=== Input data ===

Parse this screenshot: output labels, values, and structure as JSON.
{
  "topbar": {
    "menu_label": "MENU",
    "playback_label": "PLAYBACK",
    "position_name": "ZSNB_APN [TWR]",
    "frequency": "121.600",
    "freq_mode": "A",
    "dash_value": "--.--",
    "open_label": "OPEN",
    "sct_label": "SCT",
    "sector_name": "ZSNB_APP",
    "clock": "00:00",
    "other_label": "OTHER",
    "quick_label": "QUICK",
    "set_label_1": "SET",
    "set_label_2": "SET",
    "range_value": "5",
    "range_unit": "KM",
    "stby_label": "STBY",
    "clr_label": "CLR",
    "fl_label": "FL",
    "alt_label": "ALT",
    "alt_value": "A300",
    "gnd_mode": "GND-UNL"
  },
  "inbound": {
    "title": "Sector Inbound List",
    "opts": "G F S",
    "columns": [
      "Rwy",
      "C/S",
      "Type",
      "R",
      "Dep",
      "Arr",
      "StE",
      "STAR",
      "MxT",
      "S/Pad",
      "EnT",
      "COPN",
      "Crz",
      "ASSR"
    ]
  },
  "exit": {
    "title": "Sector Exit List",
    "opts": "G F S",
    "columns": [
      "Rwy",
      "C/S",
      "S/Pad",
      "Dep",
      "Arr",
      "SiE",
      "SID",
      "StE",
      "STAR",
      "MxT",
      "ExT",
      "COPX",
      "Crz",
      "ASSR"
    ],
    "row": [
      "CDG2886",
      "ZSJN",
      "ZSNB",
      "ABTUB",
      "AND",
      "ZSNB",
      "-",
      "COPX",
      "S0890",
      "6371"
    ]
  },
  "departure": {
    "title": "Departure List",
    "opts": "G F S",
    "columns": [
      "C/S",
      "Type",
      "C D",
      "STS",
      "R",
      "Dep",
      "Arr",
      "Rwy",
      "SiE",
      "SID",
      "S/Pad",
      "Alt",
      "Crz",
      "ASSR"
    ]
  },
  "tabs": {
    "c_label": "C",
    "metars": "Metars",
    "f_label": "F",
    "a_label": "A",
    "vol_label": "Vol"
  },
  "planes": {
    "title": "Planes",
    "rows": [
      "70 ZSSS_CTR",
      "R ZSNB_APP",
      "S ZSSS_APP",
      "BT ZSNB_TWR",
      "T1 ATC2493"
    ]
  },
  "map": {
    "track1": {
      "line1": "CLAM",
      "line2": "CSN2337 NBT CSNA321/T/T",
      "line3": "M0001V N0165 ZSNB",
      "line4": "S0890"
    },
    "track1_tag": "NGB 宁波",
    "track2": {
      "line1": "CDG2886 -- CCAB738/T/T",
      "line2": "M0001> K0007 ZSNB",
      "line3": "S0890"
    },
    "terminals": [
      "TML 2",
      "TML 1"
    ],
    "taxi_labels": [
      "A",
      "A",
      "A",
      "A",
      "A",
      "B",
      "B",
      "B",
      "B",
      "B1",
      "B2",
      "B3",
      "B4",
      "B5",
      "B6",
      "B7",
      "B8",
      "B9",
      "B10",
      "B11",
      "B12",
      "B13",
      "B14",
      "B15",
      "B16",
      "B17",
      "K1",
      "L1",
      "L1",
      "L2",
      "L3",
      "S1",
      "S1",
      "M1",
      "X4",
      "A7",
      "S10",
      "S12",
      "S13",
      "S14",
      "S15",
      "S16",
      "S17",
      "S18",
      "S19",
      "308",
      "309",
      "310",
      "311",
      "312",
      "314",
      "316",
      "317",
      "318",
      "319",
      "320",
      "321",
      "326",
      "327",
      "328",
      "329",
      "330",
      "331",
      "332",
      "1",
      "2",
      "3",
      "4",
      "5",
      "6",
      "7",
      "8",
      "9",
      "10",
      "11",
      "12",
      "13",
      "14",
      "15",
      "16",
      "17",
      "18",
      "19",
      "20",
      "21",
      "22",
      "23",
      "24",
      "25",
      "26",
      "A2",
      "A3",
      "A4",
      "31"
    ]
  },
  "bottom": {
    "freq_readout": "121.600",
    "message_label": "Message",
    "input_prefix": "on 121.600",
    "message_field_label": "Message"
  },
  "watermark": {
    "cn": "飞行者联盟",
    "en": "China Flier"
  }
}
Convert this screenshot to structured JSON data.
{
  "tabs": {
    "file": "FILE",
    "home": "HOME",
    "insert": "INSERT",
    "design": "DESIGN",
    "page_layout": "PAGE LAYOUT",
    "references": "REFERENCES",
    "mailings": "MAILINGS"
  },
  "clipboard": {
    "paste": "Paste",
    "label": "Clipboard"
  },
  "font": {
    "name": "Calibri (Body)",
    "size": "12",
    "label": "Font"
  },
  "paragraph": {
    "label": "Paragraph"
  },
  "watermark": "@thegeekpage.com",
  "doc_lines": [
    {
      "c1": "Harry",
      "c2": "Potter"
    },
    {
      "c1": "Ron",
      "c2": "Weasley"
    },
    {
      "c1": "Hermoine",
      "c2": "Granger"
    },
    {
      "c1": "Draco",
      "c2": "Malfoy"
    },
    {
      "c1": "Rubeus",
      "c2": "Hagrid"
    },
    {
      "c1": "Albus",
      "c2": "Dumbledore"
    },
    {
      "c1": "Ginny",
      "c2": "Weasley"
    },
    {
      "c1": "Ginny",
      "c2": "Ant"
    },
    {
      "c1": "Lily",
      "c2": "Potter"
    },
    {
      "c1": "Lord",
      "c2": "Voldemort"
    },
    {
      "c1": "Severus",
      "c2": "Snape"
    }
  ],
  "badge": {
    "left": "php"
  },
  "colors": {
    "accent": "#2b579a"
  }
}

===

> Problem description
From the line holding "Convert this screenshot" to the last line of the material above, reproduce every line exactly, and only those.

> Exercise response
Convert this screenshot to structured JSON data.
{
  "tabs": {
    "file": "FILE",
    "home": "HOME",
    "insert": "INSERT",
    "design": "DESIGN",
    "page_layout": "PAGE LAYOUT",
    "references": "REFERENCES",
    "mailings": "MAILINGS"
  },
  "clipboard": {
    "paste": "Paste",
    "label": "Clipboard"
  },
  "font": {
    "name": "Calibri (Body)",
    "size": "12",
    "label": "Font"
  },
  "paragraph": {
    "label": "Paragraph"
  },
  "watermark": "@thegeekpage.com",
  "doc_lines": [
    {
      "c1": "Harry",
      "c2": "Potter"
    },
    {
      "c1": "Ron",
      "c2": "Weasley"
    },
    {
      "c1": "Hermoine",
      "c2": "Granger"
    },
    {
      "c1": "Draco",
      "c2": "Malfoy"
    },
    {
      "c1": "Rubeus",
      "c2": "Hagrid"
    },
    {
      "c1": "Albus",
      "c2": "Dumbledore"
    },
    {
      "c1": "Ginny",
      "c2": "Weasley"
    },
    {
      "c1": "Ginny",
      "c2": "Ant"
    },
    {
      "c1": "Lily",
      "c2": "Potter"
    },
    {
      "c1": "Lord",
      "c2": "Voldemort"
    },
    {
      "c1": "Severus",
      "c2": "Snape"
    }
  ],
  "badge": {
    "left": "php"
  },
  "colors": {
    "accent": "#2b579a"
  }
}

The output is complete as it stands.